By Julia Pepler
When I was 18 years old I got the opportunity to go on a 52-day canoe trip with my summer camp. Alongside 7 other campers and 2 leaders, we travelled to our starting point on Tibbitt Lake in the Northwest Territories.
Carrying all our food for the next two months (our biggest pack weighing roughly 180 lbs), with limited communication to the outside world, and only barren hills as far as the eye could see, it was up to us to travel over 900 km by canoe to our finish point, a small town on the Arctic Ocean, Kugluktuk, Nunavut.
It has been 6 years since this summer, isolated in the north, but the people, memories, and landscape come back to me almost on a daily basis. What strikes me often is how the dozens of lakes and rivers we portaged between and paddled on ripple through my memory as if they were people on the journey with us. Gordon Lake played rough with us, with strong winds and long days of paddling. Point Lake made us feel at home—we became so comfortable in its wide-open landscape that as it narrowed we wondered if we might just stay on its big sunbathed rocks forever. And the Coppermine River was big and powerful, never letting us know what was around the next bend.
Our route, in yellow, from Tibbet Lake to Kugluktuk.
When I came back from these 8 weeks away from “civilization” as I knew it, away from life’s many distractions, and smelling like I had only taken 30-second dunks in the frigid arctic waters for the whole summer, I had changed forever. My perception of what was important in life changed. My appreciation for Canada’s protected and untouched wilderness grew. And my relationship with water deepened.
After two weeks on the water, we were getting pretty tired of treating our drinking water. Paddling further and further from the last signs of human life, the inconvenience of making potable water became a hassle. After all, treating water for 10 people, and carrying that precious water on multiple portages each day took a lot of effort. I can remember the first day someone brought up the idea of simply dipping our water bottles into the lake, and not treating our drinking water at all. It was risky but so tempting. We discussed this for a whole afternoon, our five red canoes pacing with each other as we worked out the issue. On the one hand, we could get Giardia (beaver fever) and be far away from all the comforts of home. But on the other hand, the waters felt untouched and crystal clear, with swift currents and cool temperatures, perfect for drinking.
Over the next few days, one by one, we began timidly dipping our bottles into the lake and drinking it as it was. Those first few times felt wrong. Growing up in Ontario, and paddling the busy waters in Temagami and Georgian Bay, it had always been frowned upon to drink the water without treating it; beaver fever was almost certain. But the waters up here were different. And they tasted like heaven.
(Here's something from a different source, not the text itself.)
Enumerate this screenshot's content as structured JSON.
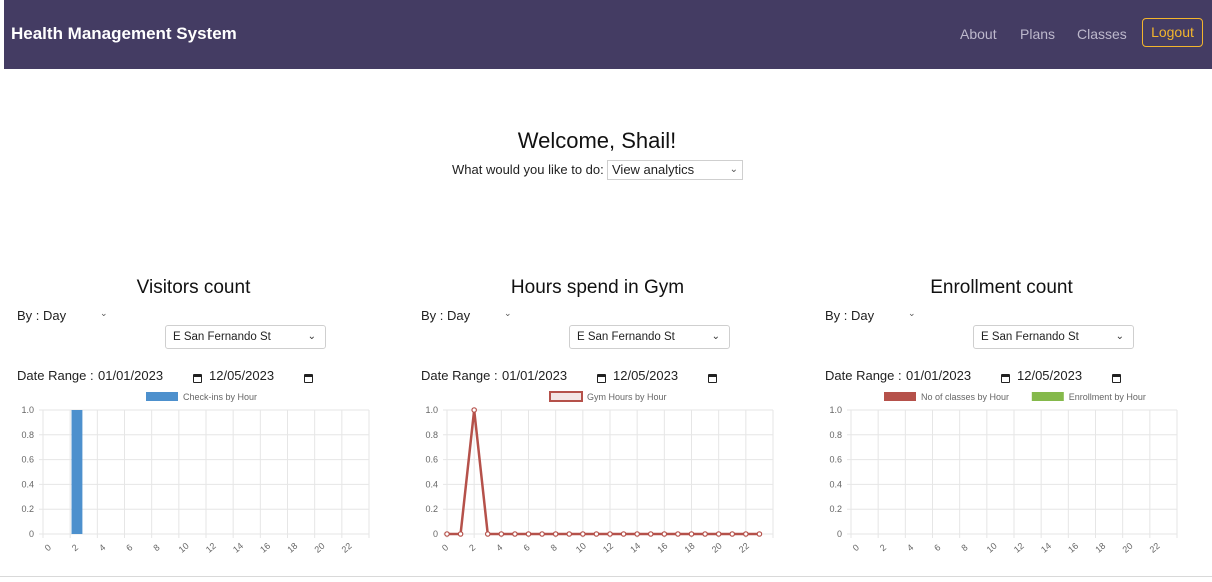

That's me with a full bottle of delicious, untreated water from the Coppermine River!
Pretty quickly, we wouldn’t even think twice about drinking straight from the lakes and rivers we were paddling. It occurs to me now that the idea of drinking straight from the fresh-waters that flow in Canada is something that many Canadians will live their entire lives without doing, and for good reason. Drinking water advisories, waters poisoned by industries, our bustling urban centres, microplastics, E. coli and Giardia are all serious concerns for most communities in Canada. I can’t help but wonder how we got here, and if future generations will ever be able to confidently dip their cups and bottles into our glorious lakes and rivers without fear of illness.
Today, I savour the exceptional opportunity I had to connect with water in this far too uncommon way. And I savour the knowledge that there are organizations and individuals working towards a future where all Canadians might live without fear of drinking the water that flows from their lakes and rivers and into our taps.